Data records for software interfaces:
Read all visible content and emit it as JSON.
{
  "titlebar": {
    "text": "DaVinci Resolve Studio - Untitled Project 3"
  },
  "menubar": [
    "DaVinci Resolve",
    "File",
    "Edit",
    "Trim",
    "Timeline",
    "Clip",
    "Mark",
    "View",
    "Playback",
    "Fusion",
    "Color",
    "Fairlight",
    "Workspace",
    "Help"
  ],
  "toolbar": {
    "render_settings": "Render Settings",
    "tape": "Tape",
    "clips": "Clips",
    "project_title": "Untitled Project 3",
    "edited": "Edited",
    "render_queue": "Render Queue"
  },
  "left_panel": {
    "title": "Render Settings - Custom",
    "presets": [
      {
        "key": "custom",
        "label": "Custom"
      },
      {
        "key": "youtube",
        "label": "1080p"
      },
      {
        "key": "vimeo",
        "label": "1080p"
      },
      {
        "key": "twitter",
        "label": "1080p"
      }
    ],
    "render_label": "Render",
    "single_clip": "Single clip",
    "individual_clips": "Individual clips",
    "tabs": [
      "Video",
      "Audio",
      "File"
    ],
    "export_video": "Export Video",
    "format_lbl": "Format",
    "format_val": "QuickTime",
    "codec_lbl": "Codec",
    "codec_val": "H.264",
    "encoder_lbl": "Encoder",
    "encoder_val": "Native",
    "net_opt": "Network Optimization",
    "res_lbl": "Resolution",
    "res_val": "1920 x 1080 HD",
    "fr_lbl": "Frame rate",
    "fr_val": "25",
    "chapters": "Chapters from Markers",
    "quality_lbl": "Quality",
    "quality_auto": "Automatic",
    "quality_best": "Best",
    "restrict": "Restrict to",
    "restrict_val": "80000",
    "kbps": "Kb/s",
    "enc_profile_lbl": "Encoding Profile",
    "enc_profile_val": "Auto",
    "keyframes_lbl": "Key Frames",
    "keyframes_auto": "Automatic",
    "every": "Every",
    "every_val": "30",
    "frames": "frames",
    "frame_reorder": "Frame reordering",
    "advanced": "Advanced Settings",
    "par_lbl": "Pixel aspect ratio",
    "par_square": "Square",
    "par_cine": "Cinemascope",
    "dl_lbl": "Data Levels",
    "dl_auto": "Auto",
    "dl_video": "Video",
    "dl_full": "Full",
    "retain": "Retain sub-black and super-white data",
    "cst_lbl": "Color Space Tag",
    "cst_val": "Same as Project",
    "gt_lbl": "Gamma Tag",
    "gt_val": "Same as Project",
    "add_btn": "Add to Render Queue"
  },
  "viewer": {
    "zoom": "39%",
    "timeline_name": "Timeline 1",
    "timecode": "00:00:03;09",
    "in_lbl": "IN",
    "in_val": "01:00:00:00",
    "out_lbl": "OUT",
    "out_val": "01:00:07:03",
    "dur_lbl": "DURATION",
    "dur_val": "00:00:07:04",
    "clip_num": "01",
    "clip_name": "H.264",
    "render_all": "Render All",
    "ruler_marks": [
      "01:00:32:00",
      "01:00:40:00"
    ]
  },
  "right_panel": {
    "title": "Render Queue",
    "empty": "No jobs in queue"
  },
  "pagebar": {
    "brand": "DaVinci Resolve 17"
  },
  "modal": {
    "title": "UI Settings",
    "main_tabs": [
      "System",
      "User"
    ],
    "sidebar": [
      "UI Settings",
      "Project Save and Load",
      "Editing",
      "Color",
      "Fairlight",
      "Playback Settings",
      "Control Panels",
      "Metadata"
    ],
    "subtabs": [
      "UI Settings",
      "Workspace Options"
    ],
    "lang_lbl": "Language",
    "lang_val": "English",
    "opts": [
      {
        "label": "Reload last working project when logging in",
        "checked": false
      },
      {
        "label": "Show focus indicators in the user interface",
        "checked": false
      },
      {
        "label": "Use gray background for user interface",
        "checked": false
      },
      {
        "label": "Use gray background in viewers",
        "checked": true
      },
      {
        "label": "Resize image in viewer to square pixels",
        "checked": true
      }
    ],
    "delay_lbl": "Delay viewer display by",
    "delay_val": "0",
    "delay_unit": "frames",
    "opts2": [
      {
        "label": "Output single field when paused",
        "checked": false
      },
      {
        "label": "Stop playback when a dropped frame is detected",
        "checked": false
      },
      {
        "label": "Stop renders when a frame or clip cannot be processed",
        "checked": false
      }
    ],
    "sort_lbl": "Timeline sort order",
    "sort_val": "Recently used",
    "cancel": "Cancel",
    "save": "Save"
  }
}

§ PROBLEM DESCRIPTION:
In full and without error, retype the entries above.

§ RESPONSE BELOW:
Read all visible content and emit it as JSON.
{
  "titlebar": {
    "text": "DaVinci Resolve Studio - Untitled Project 3"
  },
  "menubar": [
    "DaVinci Resolve",
    "File",
    "Edit",
    "Trim",
    "Timeline",
    "Clip",
    "Mark",
    "View",
    "Playback",
    "Fusion",
    "Color",
    "Fairlight",
    "Workspace",
    "Help"
  ],
  "toolbar": {
    "render_settings": "Render Settings",
    "tape": "Tape",
    "clips": "Clips",
    "project_title": "Untitled Project 3",
    "edited": "Edited",
    "render_queue": "Render Queue"
  },
  "left_panel": {
    "title": "Render Settings - Custom",
    "presets": [
      {
        "key": "custom",
        "label": "Custom"
      },
      {
        "key": "youtube",
        "label": "1080p"
      },
      {
        "key": "vimeo",
        "label": "1080p"
      },
      {
        "key": "twitter",
        "label": "1080p"
      }
    ],
    "render_label": "Render",
    "single_clip": "Single clip",
    "individual_clips": "Individual clips",
    "tabs": [
      "Video",
      "Audio",
      "File"
    ],
    "export_video": "Export Video",
    "format_lbl": "Format",
    "format_val": "QuickTime",
    "codec_lbl": "Codec",
    "codec_val": "H.264",
    "encoder_lbl": "Encoder",
    "encoder_val": "Native",
    "net_opt": "Network Optimization",
    "res_lbl": "Resolution",
    "res_val": "1920 x 1080 HD",
    "fr_lbl": "Frame rate",
    "fr_val": "25",
    "chapters": "Chapters from Markers",
    "quality_lbl": "Quality",
    "quality_auto": "Automatic",
    "quality_best": "Best",
    "restrict": "Restrict to",
    "restrict_val": "80000",
    "kbps": "Kb/s",
    "enc_profile_lbl": "Encoding Profile",
    "enc_profile_val": "Auto",
    "keyframes_lbl": "Key Frames",
    "keyframes_auto": "Automatic",
    "every": "Every",
    "every_val": "30",
    "frames": "frames",
    "frame_reorder": "Frame reordering",
    "advanced": "Advanced Settings",
    "par_lbl": "Pixel aspect ratio",
    "par_square": "Square",
    "par_cine": "Cinemascope",
    "dl_lbl": "Data Levels",
    "dl_auto": "Auto",
    "dl_video": "Video",
    "dl_full": "Full",
    "retain": "Retain sub-black and super-white data",
    "cst_lbl": "Color Space Tag",
    "cst_val": "Same as Project",
    "gt_lbl": "Gamma Tag",
    "gt_val": "Same as Project",
    "add_btn": "Add to Render Queue"
  },
  "viewer": {
    "zoom": "39%",
    "timeline_name": "Timeline 1",
    "timecode": "00:00:03;09",
    "in_lbl": "IN",
    "in_val": "01:00:00:00",
    "out_lbl": "OUT",
    "out_val": "01:00:07:03",
    "dur_lbl": "DURATION",
    "dur_val": "00:00:07:04",
    "clip_num": "01",
    "clip_name": "H.264",
    "render_all": "Render All",
    "ruler_marks": [
      "01:00:32:00",
      "01:00:40:00"
    ]
  },
  "right_panel": {
    "title": "Render Queue",
    "empty": "No jobs in queue"
  },
  "pagebar": {
    "brand": "DaVinci Resolve 17"
  },
  "modal": {
    "title": "UI Settings",
    "main_tabs": [
      "System",
      "User"
    ],
    "sidebar": [
      "UI Settings",
      "Project Save and Load",
      "Editing",
      "Color",
      "Fairlight",
      "Playback Settings",
      "Control Panels",
      "Metadata"
    ],
    "subtabs": [
      "UI Settings",
      "Workspace Options"
    ],
    "lang_lbl": "Language",
    "lang_val": "English",
    "opts": [
      {
        "label": "Reload last working project when logging in",
        "checked": false
      },
      {
        "label": "Show focus indicators in the user interface",
        "checked": false
      },
      {
        "label": "Use gray background for user interface",
        "checked": false
      },
      {
        "label": "Use gray background in viewers",
        "checked": true
      },
      {
        "label": "Resize image in viewer to square pixels",
        "checked": true
      }
    ],
    "delay_lbl": "Delay viewer display by",
    "delay_val": "0",
    "delay_unit": "frames",
    "opts2": [
      {
        "label": "Output single field when paused",
        "checked": false
      },
      {
        "label": "Stop playback when a dropped frame is detected",
        "checked": false
      },
      {
        "label": "Stop renders when a frame or clip cannot be processed",
        "checked": false
      }
    ],
    "sort_lbl": "Timeline sort order",
    "sort_val": "Recently used",
    "cancel": "Cancel",
    "save": "Save"
  }
}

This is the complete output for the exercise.